* Animal testing plays a major role in military research. In 2006, there were more than 21,000 animals, including monkeys, ferrets and pigs being subjected to experimentation at Porton Down. This was a 76% increase from 2000. Tests include applying fatal doses of a nerve agent to an animal’s skin, and giving sarin and anthrax to primates.

However, the bankers, the investors, are the glue which bind all these issues together. High street banks invest billions in the arms trade, as well as supporting the corporations who profit from environmental destruction, attacks on migrants and animal torture. Given these banks invest in global death, destruction and displacement, their reluctance to help the average worker facing redundancy and repossession is unsurprising.

The banks are only interested in profit. They invest willingly in the international arms trade, caring little about the consequences either for the victims of war, or UK workers.

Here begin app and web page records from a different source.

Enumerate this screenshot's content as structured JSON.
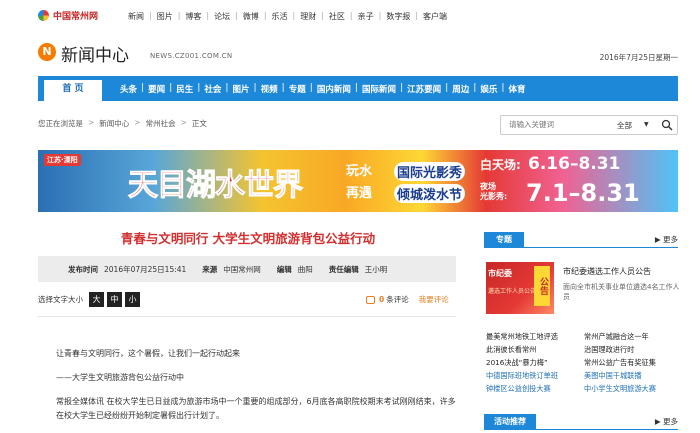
{
  "site": {
    "logo_text": "中国常州网"
  },
  "topnav": [
    "新闻",
    "图片",
    "博客",
    "论坛",
    "微博",
    "乐活",
    "理财",
    "社区",
    "亲子",
    "数字报",
    "客户端"
  ],
  "section": {
    "badge": "N",
    "title": "新闻中心",
    "domain": "NEWS.CZ001.COM.CN",
    "date": "2016年7月25日星期一"
  },
  "mainnav": {
    "home": "首  页",
    "links": [
      "头条",
      "要闻",
      "民生",
      "社会",
      "图片",
      "视频",
      "专题",
      "国内新闻",
      "国际新闻",
      "江苏要闻",
      "周边",
      "娱乐",
      "体育"
    ]
  },
  "breadcrumb": [
    "您正在浏览是",
    "新闻中心",
    "常州社会",
    "正文"
  ],
  "search": {
    "placeholder": "请输入关键词",
    "scope": "全部"
  },
  "banner": {
    "tag": "江苏·溧阳",
    "big": "天目湖水世界",
    "mid1": "玩水",
    "mid2": "再遇",
    "mid3": "国际光影秀",
    "mid4": "倾城泼水节",
    "r1": "白天场:",
    "r2": "6.16–8.31",
    "r3a": "夜场",
    "r3b": "光影秀:",
    "r4": "7.1–8.31"
  },
  "article": {
    "title": "青春与文明同行 大学生文明旅游背包公益行动",
    "meta": {
      "time_label": "发布时间",
      "time": "2016年07月25日15:41",
      "source_label": "来源",
      "source": "中国常州网",
      "editor_label": "编辑",
      "editor": "曲阳",
      "chief_label": "责任编辑",
      "chief": "王小明"
    },
    "font_label": "选择文字大小",
    "font_sizes": [
      "大",
      "中",
      "小"
    ],
    "comments_count": "0",
    "comments_label": "条评论",
    "comment_link": "我要评论",
    "paragraphs": [
      "让青春与文明同行，这个暑假，让我们一起行动起来",
      "——大学生文明旅游背包公益行动中",
      "常报全媒体讯 在校大学生已日益成为旅游市场中一个重要的组成部分，6月底各高职院校期末考试刚刚结束，许多在校大学生已经纷纷开始制定暑假出行计划了。"
    ]
  },
  "sidebar": {
    "tab": "专题",
    "more": "更多",
    "image_title": "市纪委",
    "image_sub": "遴选工作人员公告",
    "image_tag": "公告",
    "headline": "市纪委遴选工作人员公告",
    "summary": "面向全市机关事业单位遴选4名工作人员",
    "links": [
      {
        "text": "最美常州地铁工地评选",
        "color": "dark"
      },
      {
        "text": "常州产城融合这一年",
        "color": "dark"
      },
      {
        "text": "此消彼长看常州",
        "color": "dark"
      },
      {
        "text": "治国理政进行时",
        "color": "dark"
      },
      {
        "text": "2016决战“暴力梅”",
        "color": "dark"
      },
      {
        "text": "常州公益广告有奖征集",
        "color": "dark"
      },
      {
        "text": "中德国际班地铁订单班",
        "color": "blue"
      },
      {
        "text": "美图中国千城联播",
        "color": "blue"
      },
      {
        "text": "钟楼区公益创投大赛",
        "color": "blue"
      },
      {
        "text": "中小学生文明旅游大赛",
        "color": "blue"
      }
    ],
    "tab2": "活动推荐",
    "more2": "更多"
  }
}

Heavy investment in ‘high risk’ arms sales to Africa, Asia and the Middle East is just another gamble with our own economy, all for the sake of hefty bonuses and over inflated pensions.

DISARM DSEi are calling for people to join together to unstick these institutions, expose the devastation they cause, and hold them to account for their actions.

Come to The City with love and rage; music and militancy; desire and determination—together we can show we will no longer tolerate the death and destruction they cause.




Get involved: There is an anti-militarist network gathering in Nottingham on 11th-12th July, or get in touch with Disarm DSEi.

Disarm DSEi
- Homepage:

more or less State?

09.09.2009 12:48

I think it is a very bad idea to put everything in the same basket. The movement NoBorder is against borders, nations and thus the State. The movement "against climate change" is asking for more regulation and thus more State.
Being part of the NoBorders I do not agree with people calling themselves Noborder and taking this kind of position. When has there been a consensus around this?